* PROBLEM TO WORK ON: Identify every line in the records below that contains the word "information", and reproduce each one.

● ● ● ● ● ● ●

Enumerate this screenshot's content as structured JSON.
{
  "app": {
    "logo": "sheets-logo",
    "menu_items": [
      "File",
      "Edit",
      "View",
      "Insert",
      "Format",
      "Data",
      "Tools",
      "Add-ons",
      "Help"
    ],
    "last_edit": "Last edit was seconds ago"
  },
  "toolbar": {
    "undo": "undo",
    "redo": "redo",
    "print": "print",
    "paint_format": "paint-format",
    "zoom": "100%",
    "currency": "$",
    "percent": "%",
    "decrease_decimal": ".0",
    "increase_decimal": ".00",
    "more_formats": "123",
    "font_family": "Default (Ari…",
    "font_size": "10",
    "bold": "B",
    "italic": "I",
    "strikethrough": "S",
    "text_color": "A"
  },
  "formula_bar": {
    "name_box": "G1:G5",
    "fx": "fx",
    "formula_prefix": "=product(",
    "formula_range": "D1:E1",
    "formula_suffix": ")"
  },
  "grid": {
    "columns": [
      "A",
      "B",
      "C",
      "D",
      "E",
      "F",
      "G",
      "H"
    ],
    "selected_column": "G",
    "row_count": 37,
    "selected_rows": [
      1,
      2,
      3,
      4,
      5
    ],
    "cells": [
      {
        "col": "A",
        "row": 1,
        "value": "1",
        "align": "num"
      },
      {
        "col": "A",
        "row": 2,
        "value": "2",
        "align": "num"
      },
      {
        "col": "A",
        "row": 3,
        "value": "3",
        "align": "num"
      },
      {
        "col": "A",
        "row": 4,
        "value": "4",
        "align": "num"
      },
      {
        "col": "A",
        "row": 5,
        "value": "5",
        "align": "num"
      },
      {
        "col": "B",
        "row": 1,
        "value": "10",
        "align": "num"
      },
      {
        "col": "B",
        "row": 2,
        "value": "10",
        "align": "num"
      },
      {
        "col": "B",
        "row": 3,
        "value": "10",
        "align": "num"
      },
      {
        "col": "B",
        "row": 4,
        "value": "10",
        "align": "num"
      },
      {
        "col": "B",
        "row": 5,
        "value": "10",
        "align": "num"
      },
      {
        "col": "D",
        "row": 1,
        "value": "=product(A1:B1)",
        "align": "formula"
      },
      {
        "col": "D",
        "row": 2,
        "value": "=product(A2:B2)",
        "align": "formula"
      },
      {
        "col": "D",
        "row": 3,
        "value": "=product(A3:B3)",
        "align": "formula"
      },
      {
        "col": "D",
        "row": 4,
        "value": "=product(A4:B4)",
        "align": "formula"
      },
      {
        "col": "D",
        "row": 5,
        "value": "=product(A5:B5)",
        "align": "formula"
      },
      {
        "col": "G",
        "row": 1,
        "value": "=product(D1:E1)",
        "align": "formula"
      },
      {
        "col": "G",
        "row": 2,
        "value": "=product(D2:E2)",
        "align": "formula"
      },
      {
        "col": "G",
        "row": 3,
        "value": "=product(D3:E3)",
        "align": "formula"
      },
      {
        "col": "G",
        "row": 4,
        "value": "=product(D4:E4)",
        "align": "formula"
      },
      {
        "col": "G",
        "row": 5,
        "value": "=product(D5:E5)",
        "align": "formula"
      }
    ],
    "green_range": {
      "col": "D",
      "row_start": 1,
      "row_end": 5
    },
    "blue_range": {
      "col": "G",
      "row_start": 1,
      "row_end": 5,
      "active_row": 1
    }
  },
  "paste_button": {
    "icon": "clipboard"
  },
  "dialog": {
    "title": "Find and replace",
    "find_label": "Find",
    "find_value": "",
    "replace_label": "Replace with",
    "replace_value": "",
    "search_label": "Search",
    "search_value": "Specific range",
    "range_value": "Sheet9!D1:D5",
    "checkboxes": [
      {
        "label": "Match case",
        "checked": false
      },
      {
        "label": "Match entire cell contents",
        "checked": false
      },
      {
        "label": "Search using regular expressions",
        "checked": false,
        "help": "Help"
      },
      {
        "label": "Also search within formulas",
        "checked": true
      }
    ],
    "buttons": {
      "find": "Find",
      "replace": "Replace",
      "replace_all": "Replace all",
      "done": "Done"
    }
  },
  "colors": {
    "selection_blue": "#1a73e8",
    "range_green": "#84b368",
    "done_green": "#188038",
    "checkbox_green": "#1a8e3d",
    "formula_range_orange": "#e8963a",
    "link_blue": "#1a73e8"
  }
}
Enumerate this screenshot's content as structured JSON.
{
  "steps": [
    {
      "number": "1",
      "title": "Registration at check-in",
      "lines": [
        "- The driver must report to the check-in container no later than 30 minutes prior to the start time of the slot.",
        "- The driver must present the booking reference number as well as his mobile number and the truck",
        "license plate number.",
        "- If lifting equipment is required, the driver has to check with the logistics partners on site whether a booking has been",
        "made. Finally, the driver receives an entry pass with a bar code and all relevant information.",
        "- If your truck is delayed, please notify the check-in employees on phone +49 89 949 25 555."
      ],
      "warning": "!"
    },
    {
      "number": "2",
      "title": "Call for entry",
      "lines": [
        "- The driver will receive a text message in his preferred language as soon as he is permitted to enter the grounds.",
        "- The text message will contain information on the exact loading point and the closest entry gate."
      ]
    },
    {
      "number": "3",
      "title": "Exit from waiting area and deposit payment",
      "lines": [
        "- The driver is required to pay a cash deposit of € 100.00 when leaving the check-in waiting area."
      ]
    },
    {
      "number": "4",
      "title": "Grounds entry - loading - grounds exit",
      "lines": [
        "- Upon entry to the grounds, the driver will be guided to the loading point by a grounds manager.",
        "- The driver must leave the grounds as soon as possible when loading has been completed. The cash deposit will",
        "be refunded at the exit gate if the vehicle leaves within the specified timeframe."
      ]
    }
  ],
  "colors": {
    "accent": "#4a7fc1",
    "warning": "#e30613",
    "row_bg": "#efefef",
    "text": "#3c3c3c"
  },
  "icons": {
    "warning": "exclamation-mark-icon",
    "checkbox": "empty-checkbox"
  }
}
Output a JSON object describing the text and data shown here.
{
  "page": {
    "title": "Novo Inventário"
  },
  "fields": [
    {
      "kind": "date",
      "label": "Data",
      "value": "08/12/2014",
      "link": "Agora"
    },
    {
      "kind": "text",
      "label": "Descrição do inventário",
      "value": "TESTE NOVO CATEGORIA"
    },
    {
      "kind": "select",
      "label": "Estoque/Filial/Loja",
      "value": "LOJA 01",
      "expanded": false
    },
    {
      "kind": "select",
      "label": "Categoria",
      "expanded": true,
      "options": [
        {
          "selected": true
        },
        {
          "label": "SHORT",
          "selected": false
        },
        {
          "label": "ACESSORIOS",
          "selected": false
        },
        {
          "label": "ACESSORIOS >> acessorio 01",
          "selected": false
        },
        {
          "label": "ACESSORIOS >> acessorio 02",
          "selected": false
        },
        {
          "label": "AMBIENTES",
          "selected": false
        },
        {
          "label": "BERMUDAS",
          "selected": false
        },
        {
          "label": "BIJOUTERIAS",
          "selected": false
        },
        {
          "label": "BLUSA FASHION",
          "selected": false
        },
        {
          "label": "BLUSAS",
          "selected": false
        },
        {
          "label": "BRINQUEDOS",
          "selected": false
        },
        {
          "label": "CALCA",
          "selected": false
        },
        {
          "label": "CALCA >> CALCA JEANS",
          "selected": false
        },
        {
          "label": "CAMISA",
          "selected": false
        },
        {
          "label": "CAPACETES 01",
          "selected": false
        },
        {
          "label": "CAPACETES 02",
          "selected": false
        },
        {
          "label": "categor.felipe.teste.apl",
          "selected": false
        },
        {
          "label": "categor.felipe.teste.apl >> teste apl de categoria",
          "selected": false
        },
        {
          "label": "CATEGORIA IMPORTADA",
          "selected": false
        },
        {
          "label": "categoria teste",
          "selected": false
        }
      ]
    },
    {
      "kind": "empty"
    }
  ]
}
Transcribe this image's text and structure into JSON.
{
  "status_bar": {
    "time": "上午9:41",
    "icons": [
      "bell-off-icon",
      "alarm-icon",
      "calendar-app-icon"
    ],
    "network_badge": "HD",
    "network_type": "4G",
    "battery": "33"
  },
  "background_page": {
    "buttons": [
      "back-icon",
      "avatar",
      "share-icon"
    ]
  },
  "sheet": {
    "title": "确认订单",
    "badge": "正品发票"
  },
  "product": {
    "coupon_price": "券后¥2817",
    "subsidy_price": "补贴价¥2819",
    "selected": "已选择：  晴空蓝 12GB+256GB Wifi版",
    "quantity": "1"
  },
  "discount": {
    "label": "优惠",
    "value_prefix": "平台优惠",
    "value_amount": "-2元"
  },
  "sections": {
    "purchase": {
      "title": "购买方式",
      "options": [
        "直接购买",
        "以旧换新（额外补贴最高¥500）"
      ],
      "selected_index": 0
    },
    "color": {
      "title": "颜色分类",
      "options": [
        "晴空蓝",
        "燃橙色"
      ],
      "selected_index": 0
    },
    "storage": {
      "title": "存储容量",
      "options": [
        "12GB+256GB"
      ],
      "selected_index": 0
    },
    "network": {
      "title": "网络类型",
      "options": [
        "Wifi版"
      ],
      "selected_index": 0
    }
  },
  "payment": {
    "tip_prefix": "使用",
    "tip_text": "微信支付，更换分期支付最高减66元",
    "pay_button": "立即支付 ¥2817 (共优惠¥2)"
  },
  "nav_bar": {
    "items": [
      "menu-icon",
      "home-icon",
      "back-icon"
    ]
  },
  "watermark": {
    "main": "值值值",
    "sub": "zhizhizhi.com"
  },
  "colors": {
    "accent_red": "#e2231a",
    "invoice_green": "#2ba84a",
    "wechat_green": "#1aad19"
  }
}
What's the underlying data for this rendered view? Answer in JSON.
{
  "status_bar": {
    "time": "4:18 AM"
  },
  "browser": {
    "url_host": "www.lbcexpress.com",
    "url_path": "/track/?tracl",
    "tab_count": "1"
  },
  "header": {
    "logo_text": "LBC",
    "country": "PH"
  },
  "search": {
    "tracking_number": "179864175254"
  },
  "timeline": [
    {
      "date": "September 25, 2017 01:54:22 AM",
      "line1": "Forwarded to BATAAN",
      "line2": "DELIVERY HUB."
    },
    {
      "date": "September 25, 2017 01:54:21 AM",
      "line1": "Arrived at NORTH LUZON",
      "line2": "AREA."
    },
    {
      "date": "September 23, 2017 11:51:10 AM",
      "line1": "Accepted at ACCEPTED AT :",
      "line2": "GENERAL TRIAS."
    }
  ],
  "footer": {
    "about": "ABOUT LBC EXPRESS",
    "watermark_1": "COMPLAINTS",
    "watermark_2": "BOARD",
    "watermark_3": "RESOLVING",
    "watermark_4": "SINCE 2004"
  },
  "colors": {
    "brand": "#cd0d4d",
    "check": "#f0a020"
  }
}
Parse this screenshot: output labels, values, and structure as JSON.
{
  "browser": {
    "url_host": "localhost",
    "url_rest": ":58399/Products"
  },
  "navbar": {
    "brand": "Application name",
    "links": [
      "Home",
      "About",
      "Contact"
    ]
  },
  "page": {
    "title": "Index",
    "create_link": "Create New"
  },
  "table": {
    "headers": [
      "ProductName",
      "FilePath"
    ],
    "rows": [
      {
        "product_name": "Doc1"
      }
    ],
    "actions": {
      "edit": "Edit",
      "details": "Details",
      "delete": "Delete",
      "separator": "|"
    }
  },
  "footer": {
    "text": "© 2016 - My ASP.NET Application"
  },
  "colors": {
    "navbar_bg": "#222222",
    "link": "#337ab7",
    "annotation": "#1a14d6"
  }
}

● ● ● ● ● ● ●

* TASK RESPONSE:
        "made. Finally, the driver receives an entry pass with a bar code and all relevant information.",
        "- The text message will contain information on the exact loading point and the closest entry gate."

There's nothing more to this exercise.